▶ _Work request_
Where a record contains a picture, omit it; otherwise reproduce the listing exactly.
[Task inputs — start]
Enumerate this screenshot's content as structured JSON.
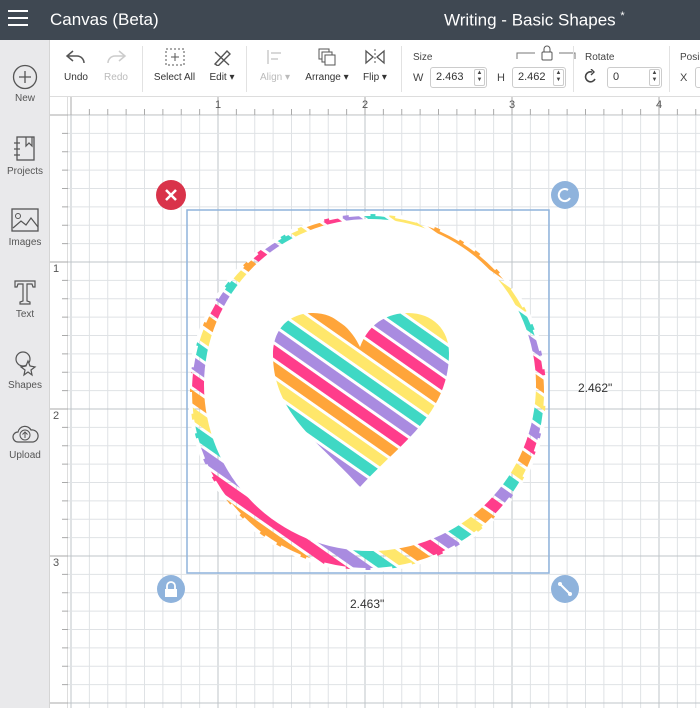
{
  "header": {
    "app_title": "Canvas (Beta)",
    "doc_title": "Writing - Basic Shapes",
    "unsaved_mark": "*"
  },
  "sidebar": {
    "items": [
      {
        "label": "New",
        "icon": "plus-circle-icon"
      },
      {
        "label": "Projects",
        "icon": "notebook-icon"
      },
      {
        "label": "Images",
        "icon": "image-icon"
      },
      {
        "label": "Text",
        "icon": "text-t-icon"
      },
      {
        "label": "Shapes",
        "icon": "shapes-icon"
      },
      {
        "label": "Upload",
        "icon": "cloud-upload-icon"
      }
    ]
  },
  "toolbar": {
    "undo": "Undo",
    "redo": "Redo",
    "select_all": "Select All",
    "edit": "Edit",
    "align": "Align",
    "arrange": "Arrange",
    "flip": "Flip",
    "size_label": "Size",
    "w_label": "W",
    "w_value": "2.463",
    "h_label": "H",
    "h_value": "2.462",
    "rotate_label": "Rotate",
    "rotate_value": "0",
    "position_label": "Posi",
    "x_label": "X"
  },
  "rulers": {
    "horizontal": [
      "1",
      "2",
      "3",
      "4"
    ],
    "vertical": [
      "1",
      "2",
      "3"
    ]
  },
  "selection": {
    "width_label": "2.463\"",
    "height_label": "2.462\""
  },
  "colors": {
    "header": "#3f4852",
    "selection": "#8fb3dc",
    "delete": "#d9334a",
    "handle": "#8fb3dc",
    "stripes": [
      "#ff3d8b",
      "#ffa53a",
      "#ffe76b",
      "#3fd8c4",
      "#a98be0"
    ]
  }
}
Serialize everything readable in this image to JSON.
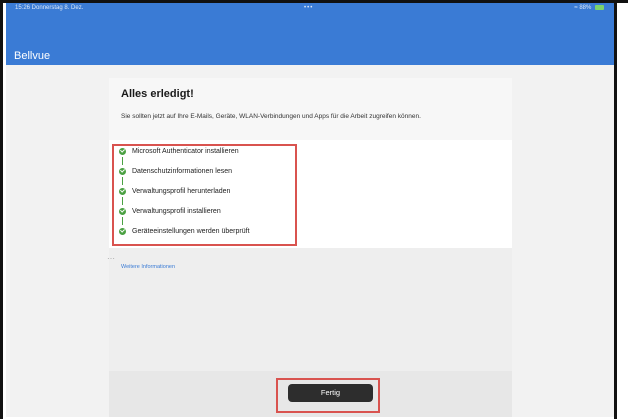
{
  "status_bar": {
    "time_date": "15:26 Donnerstag 8. Dez.",
    "center_dots": "•••",
    "right_info": "88%",
    "battery_color": "#7cd36b"
  },
  "header": {
    "app_title": "Bellvue",
    "background_color": "#3a7bd5"
  },
  "main": {
    "title": "Alles erledigt!",
    "description": "Sie sollten jetzt auf Ihre E-Mails, Geräte, WLAN-Verbindungen und Apps für die Arbeit zugreifen können.",
    "steps": [
      {
        "label": "Microsoft Authenticator installieren",
        "status": "complete",
        "icon": "check-circle-icon"
      },
      {
        "label": "Datenschutzinformationen lesen",
        "status": "complete",
        "icon": "check-circle-icon"
      },
      {
        "label": "Verwaltungsprofil herunterladen",
        "status": "complete",
        "icon": "check-circle-icon"
      },
      {
        "label": "Verwaltungsprofil installieren",
        "status": "complete",
        "icon": "check-circle-icon"
      },
      {
        "label": "Geräteeinstellungen werden überprüft",
        "status": "complete",
        "icon": "check-circle-icon"
      }
    ],
    "more_info_link": "Weitere Informationen",
    "done_button": "Fertig"
  },
  "colors": {
    "accent": "#3a7bd5",
    "success": "#4aa142",
    "highlight_box": "#d9534f",
    "button": "#2d2d2d"
  }
}
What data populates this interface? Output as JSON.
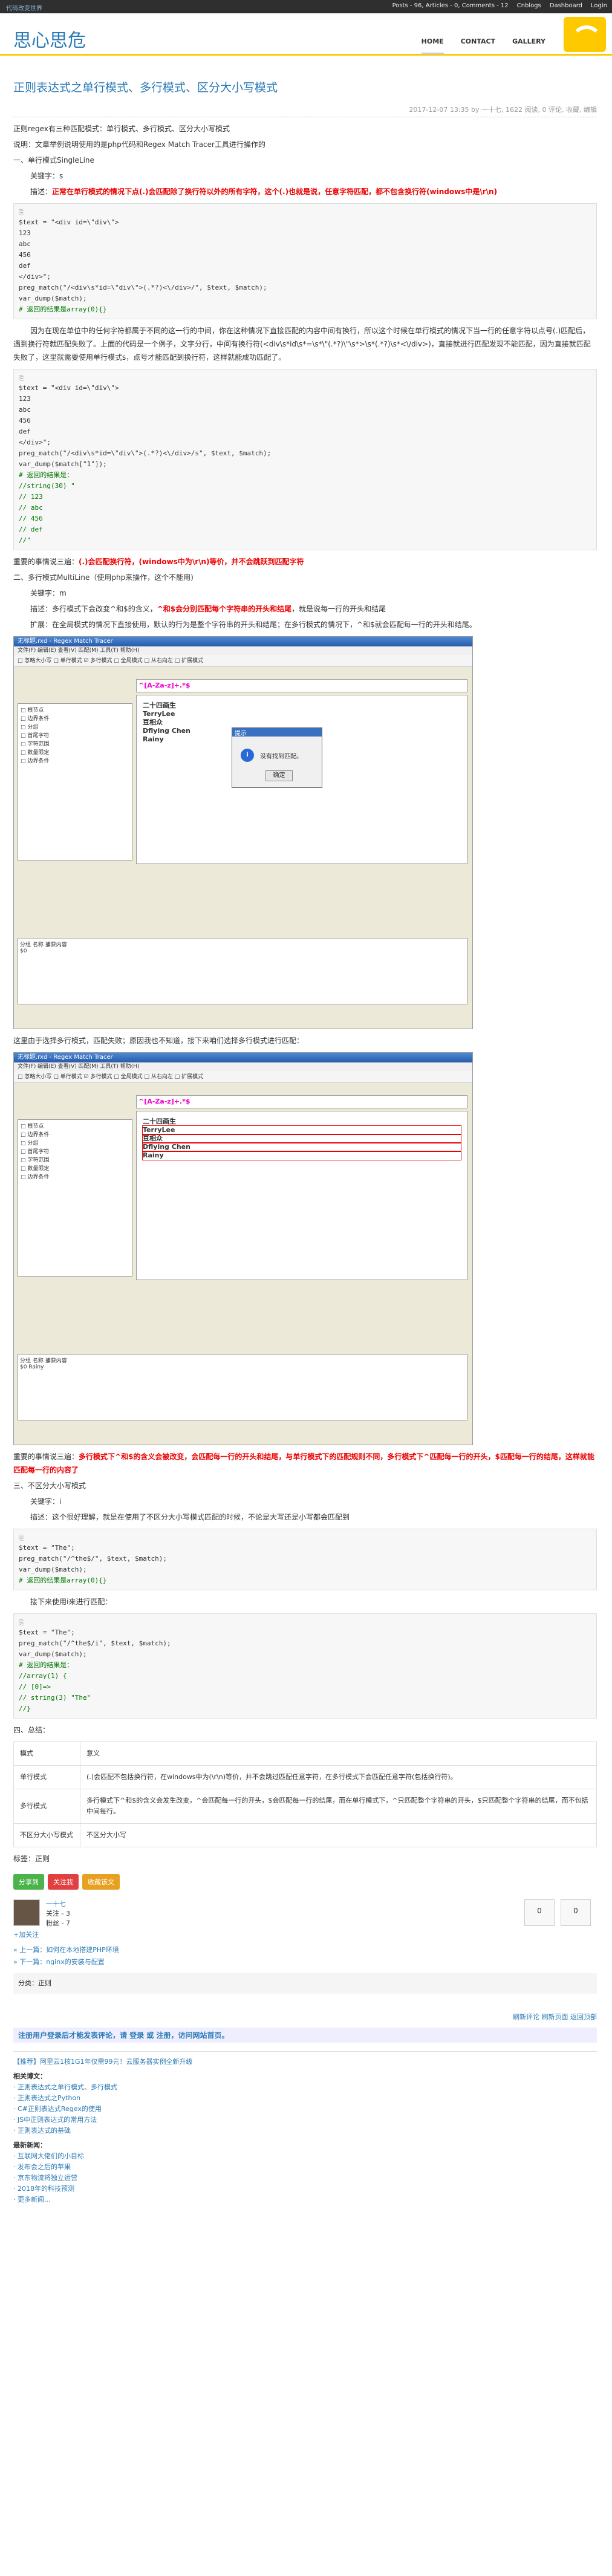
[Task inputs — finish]
▶ _Written solution_
Enumerate this screenshot's content as structured JSON.
{
  "header": {
    "app_title": "Canvas (Beta)",
    "doc_title": "Writing - Basic Shapes",
    "unsaved_mark": "*"
  },
  "sidebar": {
    "items": [
      {
        "label": "New",
        "icon": "plus-circle-icon"
      },
      {
        "label": "Projects",
        "icon": "notebook-icon"
      },
      {
        "label": "Images",
        "icon": "image-icon"
      },
      {
        "label": "Text",
        "icon": "text-t-icon"
      },
      {
        "label": "Shapes",
        "icon": "shapes-icon"
      },
      {
        "label": "Upload",
        "icon": "cloud-upload-icon"
      }
    ]
  },
  "toolbar": {
    "undo": "Undo",
    "redo": "Redo",
    "select_all": "Select All",
    "edit": "Edit",
    "align": "Align",
    "arrange": "Arrange",
    "flip": "Flip",
    "size_label": "Size",
    "w_label": "W",
    "w_value": "2.463",
    "h_label": "H",
    "h_value": "2.462",
    "rotate_label": "Rotate",
    "rotate_value": "0",
    "position_label": "Posi",
    "x_label": "X"
  },
  "rulers": {
    "horizontal": [
      "1",
      "2",
      "3",
      "4"
    ],
    "vertical": [
      "1",
      "2",
      "3"
    ]
  },
  "selection": {
    "width_label": "2.463\"",
    "height_label": "2.462\""
  },
  "colors": {
    "header": "#3f4852",
    "selection": "#8fb3dc",
    "delete": "#d9334a",
    "handle": "#8fb3dc",
    "stripes": [
      "#ff3d8b",
      "#ffa53a",
      "#ffe76b",
      "#3fd8c4",
      "#a98be0"
    ]
  }
}
Serialize everything readable in this image to JSON.
{
  "status_bar": {
    "time_date": "15:26 Donnerstag 8. Dez.",
    "center_dots": "•••",
    "right_info": "88%",
    "battery_color": "#7cd36b"
  },
  "header": {
    "app_title": "Bellvue",
    "background_color": "#3a7bd5"
  },
  "main": {
    "title": "Alles erledigt!",
    "description": "Sie sollten jetzt auf Ihre E-Mails, Geräte, WLAN-Verbindungen und Apps für die Arbeit zugreifen können.",
    "steps": [
      {
        "label": "Microsoft Authenticator installieren",
        "status": "complete",
        "icon": "check-circle-icon"
      },
      {
        "label": "Datenschutzinformationen lesen",
        "status": "complete",
        "icon": "check-circle-icon"
      },
      {
        "label": "Verwaltungsprofil herunterladen",
        "status": "complete",
        "icon": "check-circle-icon"
      },
      {
        "label": "Verwaltungsprofil installieren",
        "status": "complete",
        "icon": "check-circle-icon"
      },
      {
        "label": "Geräteeinstellungen werden überprüft",
        "status": "complete",
        "icon": "check-circle-icon"
      }
    ],
    "more_info_link": "Weitere Informationen",
    "done_button": "Fertig"
  },
  "colors": {
    "accent": "#3a7bd5",
    "success": "#4aa142",
    "highlight_box": "#d9534f",
    "button": "#2d2d2d"
  }
}
What data populates this interface? Output as JSON.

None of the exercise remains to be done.